I need some excuse to show off this roof on this bicycling blog.
The excuse is that this will be the ceiling over my intended bicycle workshop. Above will be Nashesha's bedroom.
I could make this a long, long, story as it involves many parts in my life over 15 years. However I will be brief.
I have been building a house at the clay brick factory for 4 years in the chance we have to move from where we live now.
My original well thought out floorplan keeps changing. It is bad enough that I can not make up my mind on the floor plan and keep changing the plan. Then add to that our ability to build with bricks is evolving.
The past 6 months several two factors have come up to make me change the floor above the garage/workshop from wood frame and floor to a groined brick vault.
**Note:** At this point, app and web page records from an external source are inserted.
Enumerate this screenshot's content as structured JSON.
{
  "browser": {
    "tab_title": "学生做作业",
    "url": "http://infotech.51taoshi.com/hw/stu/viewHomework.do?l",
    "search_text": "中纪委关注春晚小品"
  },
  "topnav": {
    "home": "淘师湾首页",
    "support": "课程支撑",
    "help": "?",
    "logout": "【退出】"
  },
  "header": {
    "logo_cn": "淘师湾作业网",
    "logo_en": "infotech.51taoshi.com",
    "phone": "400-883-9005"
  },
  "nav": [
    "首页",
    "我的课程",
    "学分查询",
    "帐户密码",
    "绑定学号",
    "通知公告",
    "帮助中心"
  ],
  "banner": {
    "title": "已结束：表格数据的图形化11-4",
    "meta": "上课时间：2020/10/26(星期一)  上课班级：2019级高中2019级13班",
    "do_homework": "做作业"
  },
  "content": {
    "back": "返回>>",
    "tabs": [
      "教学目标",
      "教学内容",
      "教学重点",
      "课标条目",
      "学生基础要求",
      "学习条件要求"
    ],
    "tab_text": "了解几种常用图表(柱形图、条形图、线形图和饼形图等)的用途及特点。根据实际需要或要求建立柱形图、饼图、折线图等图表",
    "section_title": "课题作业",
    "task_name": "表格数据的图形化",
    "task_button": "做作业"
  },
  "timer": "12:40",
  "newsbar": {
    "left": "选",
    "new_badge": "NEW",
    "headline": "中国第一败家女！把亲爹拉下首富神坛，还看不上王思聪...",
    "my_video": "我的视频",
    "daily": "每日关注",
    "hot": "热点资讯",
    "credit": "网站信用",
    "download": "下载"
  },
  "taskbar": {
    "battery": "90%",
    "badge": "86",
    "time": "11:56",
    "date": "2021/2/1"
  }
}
First the price of lumber has shot up astronomically and secondly my personal progress in brick building has followed the evolution in building Gothic cathedrals in Europe from wood trusses to barrel vaulted roofs to groined vaulted ceilings.
It started with plain single storey brick buildings 20 years ago.
From experience building underground water storage tanks and bio gas digestors I then built round rooms with dome roofs. Not very practical.
Then I learned about catenary vaults as roofs. As I mentioned previously, this was built as a storage room but Diana our maid lives here now.
Thomas Caspary a local architect then got me trying flatter vaults for between floors
The past month we have made groined vault for floor/ceiling.
Here is my mason Robson trying to figure out how to place the first brick on each arch. It was trial and error for a few days.
And our man Robson showing off his finished work, before pointing.
He built without form work, using one r-bar as a template for each wall. The bricks are put up quite dry or dry and the mud mortar works like glue and holds if you build fast enough.
The next step is high angle groined vaults, suitable for churches and musical buildings as shown below.